My leaders didn’t understand why I agreed to the terms until I showed them the math. After working in the industry for many years, I could calculate the value of my ask in my head. I avoided the downgrade in my status as a One-Up salesperson and a trusted advisor, and still won the deal.
How to Reverse the Damage of Concessions
The first way to reverse the damage of negotiating is to ensure your sales force knows that once the client asks for something, that there are only two possible responses. You can either say yes or no. You can say yes and negotiate with the client, or you can also say no and negotiate with them. But the last thing you should want is your salesperson to negotiate with the sales manager. (This rule, like all rules, has an exception. Sometimes, a salesperson is better off stalling when they are outgunned by a client or a purchasing agent.)
The next step is enabling your sales team to know what they can agree to and what they need to ask for in exchange—without having to run back to negotiate with their sales manager. You can easily match the salesperson’s ask to the ask the client makes of them in a negotiation.
In enterprise-level deals, there are good reasons for sales managers to insert themselves into the sales conversation early. Sales managers who participate in the sales conversation better understand the nature and shape of the deal. Employing this strategy, the sales manager should allow the salesperson to lead the conversations to avoid reducing their stature. Knowing the stakeholders and their needs can allow the sales manager to help their salesperson with their negotiation strategy, improving sales results.
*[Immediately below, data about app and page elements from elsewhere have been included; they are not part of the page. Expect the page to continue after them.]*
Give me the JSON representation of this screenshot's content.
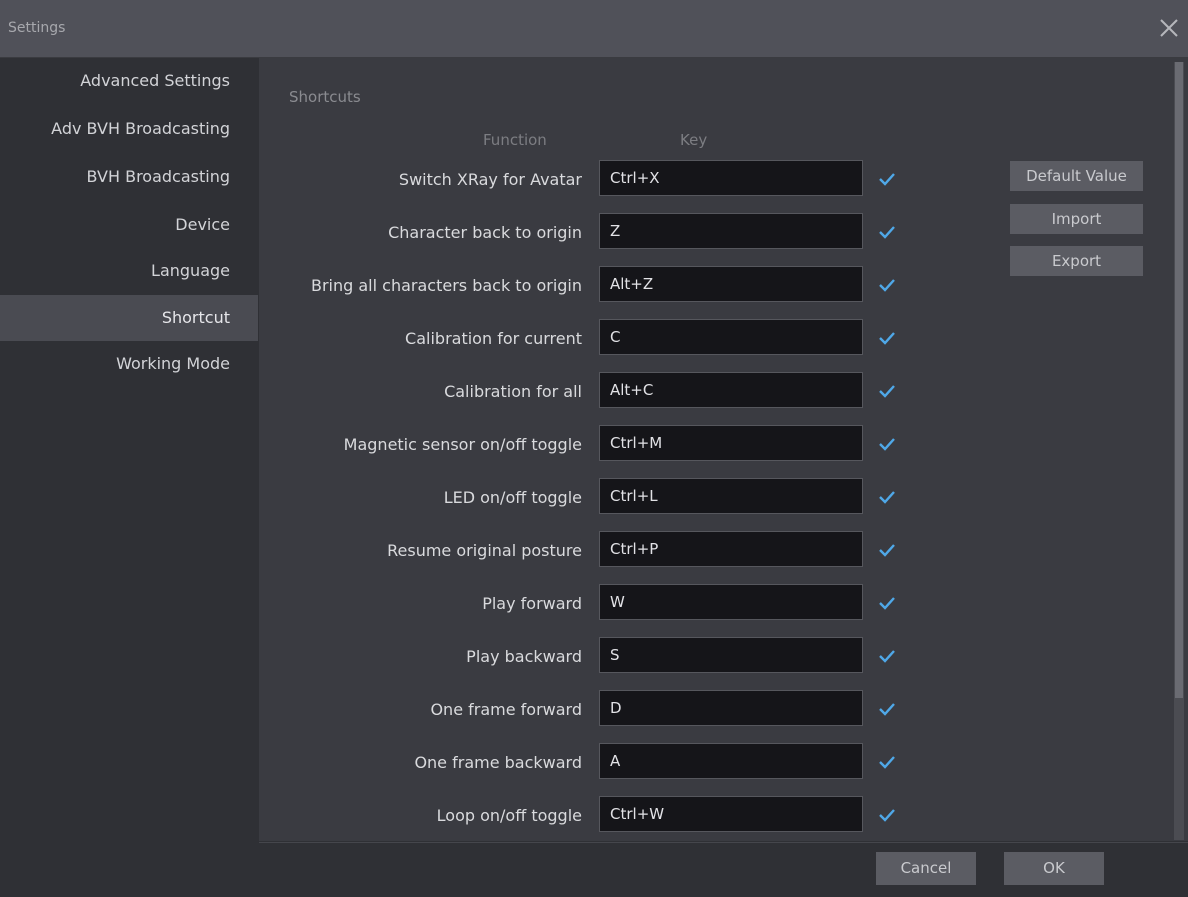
{
  "window": {
    "title": "Settings",
    "close_icon": "close-icon"
  },
  "sidebar": {
    "items": [
      {
        "label": "Advanced Settings"
      },
      {
        "label": "Adv BVH Broadcasting"
      },
      {
        "label": "BVH Broadcasting"
      },
      {
        "label": "Device"
      },
      {
        "label": "Language"
      },
      {
        "label": "Shortcut",
        "active": true
      },
      {
        "label": "Working Mode"
      }
    ]
  },
  "shortcuts": {
    "section_title": "Shortcuts",
    "col_function": "Function",
    "col_key": "Key",
    "rows": [
      {
        "function": "Switch XRay for Avatar",
        "key": "Ctrl+X"
      },
      {
        "function": "Character back to origin",
        "key": "Z"
      },
      {
        "function": "Bring all characters back to origin",
        "key": "Alt+Z"
      },
      {
        "function": "Calibration for current",
        "key": "C"
      },
      {
        "function": "Calibration for all",
        "key": "Alt+C"
      },
      {
        "function": "Magnetic sensor on/off toggle",
        "key": "Ctrl+M"
      },
      {
        "function": "LED on/off toggle",
        "key": "Ctrl+L"
      },
      {
        "function": "Resume original posture",
        "key": "Ctrl+P"
      },
      {
        "function": "Play forward",
        "key": "W"
      },
      {
        "function": "Play backward",
        "key": "S"
      },
      {
        "function": "One frame forward",
        "key": "D"
      },
      {
        "function": "One frame backward",
        "key": "A"
      },
      {
        "function": "Loop on/off toggle",
        "key": "Ctrl+W"
      }
    ],
    "check_icon": "check-icon",
    "default_value_label": "Default Value",
    "import_label": "Import",
    "export_label": "Export"
  },
  "footer": {
    "cancel_label": "Cancel",
    "ok_label": "OK"
  },
  "colors": {
    "accent_check": "#4fa8e8",
    "background": "#2f3035",
    "titlebar": "#505159"
  }
}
Credibility at Risk
Do everything possible to ensure your sales force is credible. When a salesperson must disengage from the negotiation, they are no longer leading the client. Instead, they are doing the client’s bidding. It’s already difficult enough for salespeople to win deals in this environment without losing their credibility with their clients. You want your sales force to present as peers, not pawns.
Concessions vs. Negotiations
It’s important that you win deals, but it is equally important that you stop doing anything that might prevent your sales force from being One-Up, something you can learn about in Elite Sales Strategies: A Guide to Being One-Up, Creating Value, and Becoming Truly Consultative. More than ever, you need your sales force to guide and lead your clients. Ask yourself if your sales force is consultative enough to negotiate within certain boundaries without having to get permission.